It has been raining for a few week now, and it does not look like the rain will stop anytime soon. Driving in the rain can be a scary thing, and in the night, it is even worse. It is difficult to see out of the window, and the other car’s lights seems to make it worse. Especially when you begin to hydroplane! Here are things you should consider before and while driving in the middle of the rains and wet roads.
1. Avoid Flooded Roads.
Never drive through standing or flowing water in a road way unless you have no choice or you are able to follow someone else to judge the depth of the water. Flooding the engine of your car can cause the engine to stall, and deep water can actually float your car and take it off the roadway.
2. Keep A Safe Distance From Other Vehicles.
Keep a minimum of a good five car length from the car in front of you. You never know what other drivers are going to do or what could happen to you!
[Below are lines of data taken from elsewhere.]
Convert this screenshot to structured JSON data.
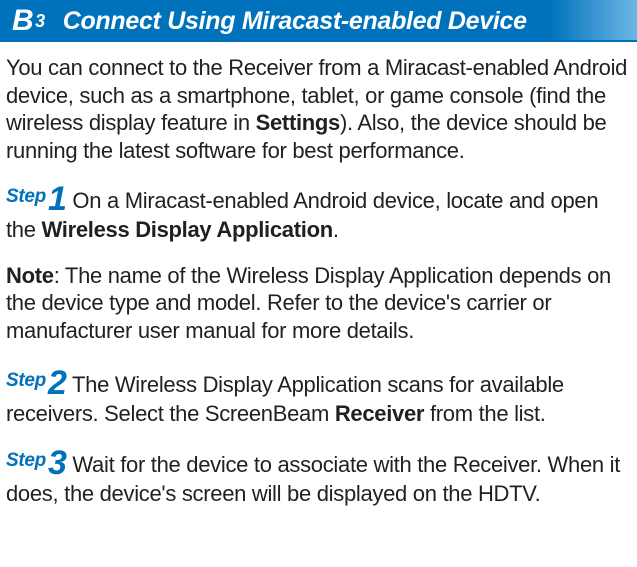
{
  "header": {
    "badge_letter": "B",
    "badge_super": "3",
    "title": "Connect Using Miracast-enabled Device"
  },
  "intro": {
    "pre": "You can connect to the Receiver from a Miracast-enabled Android device, such as a smartphone, tablet, or game console (find the wireless display feature in ",
    "bold": "Settings",
    "post": "). Also, the device should be running the latest software for best performance."
  },
  "steps": [
    {
      "label_word": "Step",
      "label_num": "1",
      "pre": " On a Miracast-enabled Android device, locate and open the ",
      "bold": "Wireless Display Application",
      "post": "."
    },
    {
      "label_word": "Step",
      "label_num": "2",
      "pre": " The Wireless Display Application scans for available receivers. Select the ScreenBeam ",
      "bold": "Receiver",
      "post": " from the list."
    },
    {
      "label_word": "Step",
      "label_num": "3",
      "pre": " Wait for the device to associate with the Receiver. When it does, the device's screen will be displayed on the HDTV.",
      "bold": "",
      "post": ""
    }
  ],
  "note": {
    "label": "Note",
    "text": ": The name of the Wireless Display Application depends on the device type and model. Refer to the device's carrier or manufacturer user manual for more details."
  }
}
If that feels too close or too far a rule of thumb is 1 second of following distance per 10 mph (16 km/h). That holds true especially in bad weather.
3. Be Aware Of Hydroplaning.
This is where your vehicle travels on top of the water and has NO or very little contact with the ground. Your traction is reduced significantly. To safely get out of a hydroplaning situation let off the gas and steer straight or slightly in the direction you must go. Do not make sudden motions and remain calm.
4. Turn On Your Headlights.
It is highly recommended to have your headlights on when it’s raining, even in broad daylight. This will make it easier for you to see what is in front of you; thus, preventing any accidents. You will be able to have clear visibility amidst the condition.
5. Keep Both Hands On The Steering Wheel At All Times.
Keep all distractions, such as cell phones or even the radio, off and away from you. While focus to your front do Take a Look in Back View Mirror as well Right Hand side & Left Hand side so that you get an 360 degree over view what is happening around any mud slide or falling tree, electric pole, hanging electrical wires , or in coming hazard.
6. Drive Slowly.
Have you ever seen a gritty rainbow film on the road? That’s oil and grime built up over the days and leaked from cars, do not pass by it especially when you’re approaching fast because it’s slippery. When you’re driving fast on rainy day, there is a greater chance that you hit the car ahead of you when you slip off the road.
7. Hazard Lights.
Only use your hazard lights when you think you can no longer drive with the flow of traffic, meaning you’re a ‘hazard’ to others. If you can keep up, keep your hazard lights off. If you push that red triangle button even when you’re still able to drive normally, you’re giving wrong (or no) signal to drivers on which direction you’re turning which can be dangerous.
8. Keep Attention To Tyre Inflation.
Your tires are your first line of defense; it should be taken serious care especially when the roads are getting slippery. Keep the right amount of inflation on your car tires. If the tyre becomes poorly-inflated or with lower pressure, you may loss control over your car while driving.
9. Adjust Your Driving Style.
Cast your mind back to your driving test, and you’ll remember that stopping distances increase in the wet. But can you remember by how much? In actual fact, it takes about twice as long to stop on a wet road as it does on a dry one. So you should increase the distance between you and the car you’re following by about that much.
10. Drive Only If It’s Necessary.
Yes, you’ve heard it on the weather forecast all the time, but people say it for a reason. Put simply, if you don’t go out, you can’t come to any harm on the road. Is your journey really that urgent or important? If not, it might be better to stay in, have a cup of tea, and wait until the rain passes.